As far as I understand it, the federal government's action is not a technical matter, in that the Human Rights Tribunal doesn't have the jurisdiction to hear this particular complaint. There are many other issues around child and family services affecting first nations that are not impacted by that case, because the government is arguing it's a jurisdictional issue. There are many issues around the preventive model approach, whether the government has put enough money in, and how many kids are in care. I think we were all stunned by the department's revelation of how many aboriginal children are in care.

Even though the parliamentary secretary raises some concerns, I think there are ways we can mitigate those concerns and still have a fulsome hearing of the issue.

I'll leave it at that. I will vote for it. I'm sure that the member who initially moved this or gave notice of motion would be amenable to working with the subcommittee and the committee to make sure that we can make a hearing of this without stepping on too many toes.

5:05 p.m.

Conservative

The Chair Conservative Bruce Stanton

Thank you, Mr. Russell.

Mr. MacAulay.

5:05 p.m.

Liberal

Lawrence MacAulay Liberal Cardigan, PE

I agree with Mr. Russell. Of course she would be only too pleased to work with the steering committee. There are a lot of questions that should be answered by aboriginal affairs--that's what you're dealing with--on the fairness of funding, be it on reserve or off reserve. The questions are pretty fair. We as the committee need to know some of the answers to these major problems, and I certainly hope the committee will support this.

It first has to be set up by the steering committee and it has to find the time, but these are questions the government and the committee should have the answers to.

5:05 p.m.

Conservative

The Chair Conservative Bruce Stanton

Thank you, Mr. MacAulay.

Mr. Duncan.

5:05 p.m.

Conservative

John Duncan Conservative Vancouver Island North, BC

In response to the suggestion that this is only about jurisdiction, there is a full range of arguments that are completely outside of that argument, but of course that is the specific argument that's being placed before the Human Rights Tribunal at this point.

There is a full range of objections, all of which could be at issue within the context of this motion. I'll leave it at that.

5:10 p.m.

Conservative

The Chair Conservative Bruce Stanton

I don't have any other speakers.

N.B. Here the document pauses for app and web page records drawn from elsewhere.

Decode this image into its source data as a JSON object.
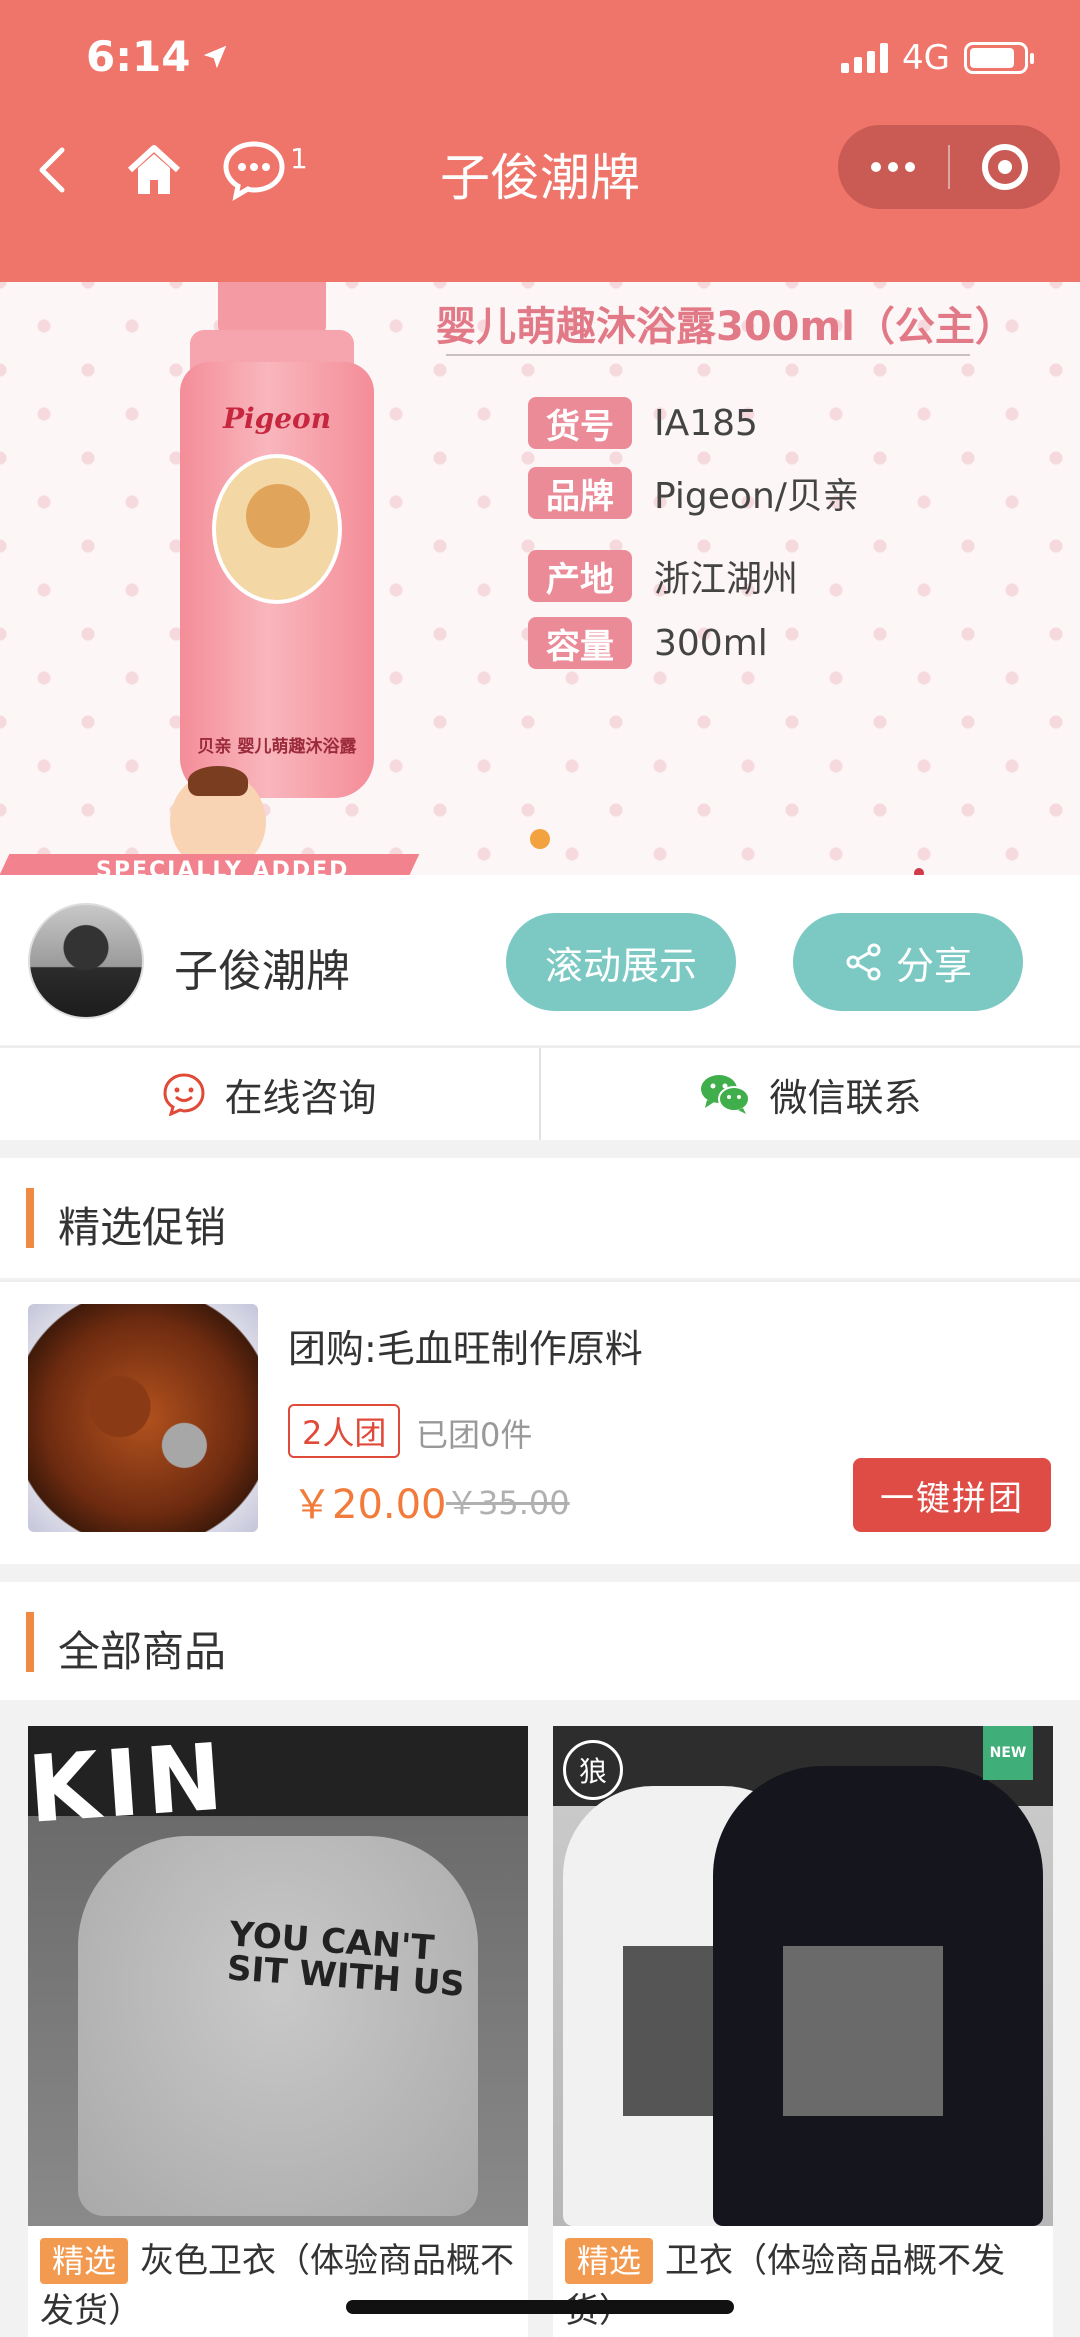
{
  "status_bar": {
    "time": "6:14",
    "network": "4G",
    "battery_level": 0.85
  },
  "nav": {
    "title": "子俊潮牌",
    "message_count": "1"
  },
  "banner": {
    "product_title": "婴儿萌趣沐浴露300ml（公主）",
    "specs": [
      {
        "tag": "货号",
        "value": "IA185"
      },
      {
        "tag": "品牌",
        "value": "Pigeon/贝亲"
      },
      {
        "tag": "产地",
        "value": "浙江湖州"
      },
      {
        "tag": "容量",
        "value": "300ml"
      }
    ],
    "bottle_brand": "Pigeon",
    "bottle_subtitle": "贝亲 婴儿萌趣沐浴露",
    "ribbon_text": "SPECIALLY ADDED"
  },
  "shop": {
    "name": "子俊潮牌",
    "scroll_button": "滚动展示",
    "share_button": "分享"
  },
  "contact": {
    "online": "在线咨询",
    "wechat": "微信联系"
  },
  "promo": {
    "section_title": "精选促销",
    "item": {
      "title": "团购:毛血旺制作原料",
      "group_tag": "2人团",
      "sold": "已团0件",
      "price": "￥20.00",
      "original_price": "￥35.00",
      "button": "一键拼团"
    }
  },
  "products": {
    "section_title": "全部商品",
    "items": [
      {
        "tag": "精选",
        "title": "灰色卫衣（体验商品概不发货）",
        "image_text": "YOU CAN'T SIT WITH US",
        "banner_text": "KIN"
      },
      {
        "tag": "精选",
        "title": "卫衣（体验商品概不发货）",
        "badge": "NEW",
        "logo_text": "狼"
      }
    ]
  },
  "colors": {
    "header": "#ef7469",
    "teal": "#7cc9c4",
    "accent_orange": "#f08a43",
    "price": "#f27b3b",
    "button_red": "#df4b45"
  }
}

Just before we take the vote, there clearly are some administrative limitations to this kind of study. That will be something the subcommittee will have to consider carefully in its work.

I'll put the question.

(Motion agreed to) [See Minutes of Proceedings]

All right.

There being no other business for the committee, the meeting is adjourned.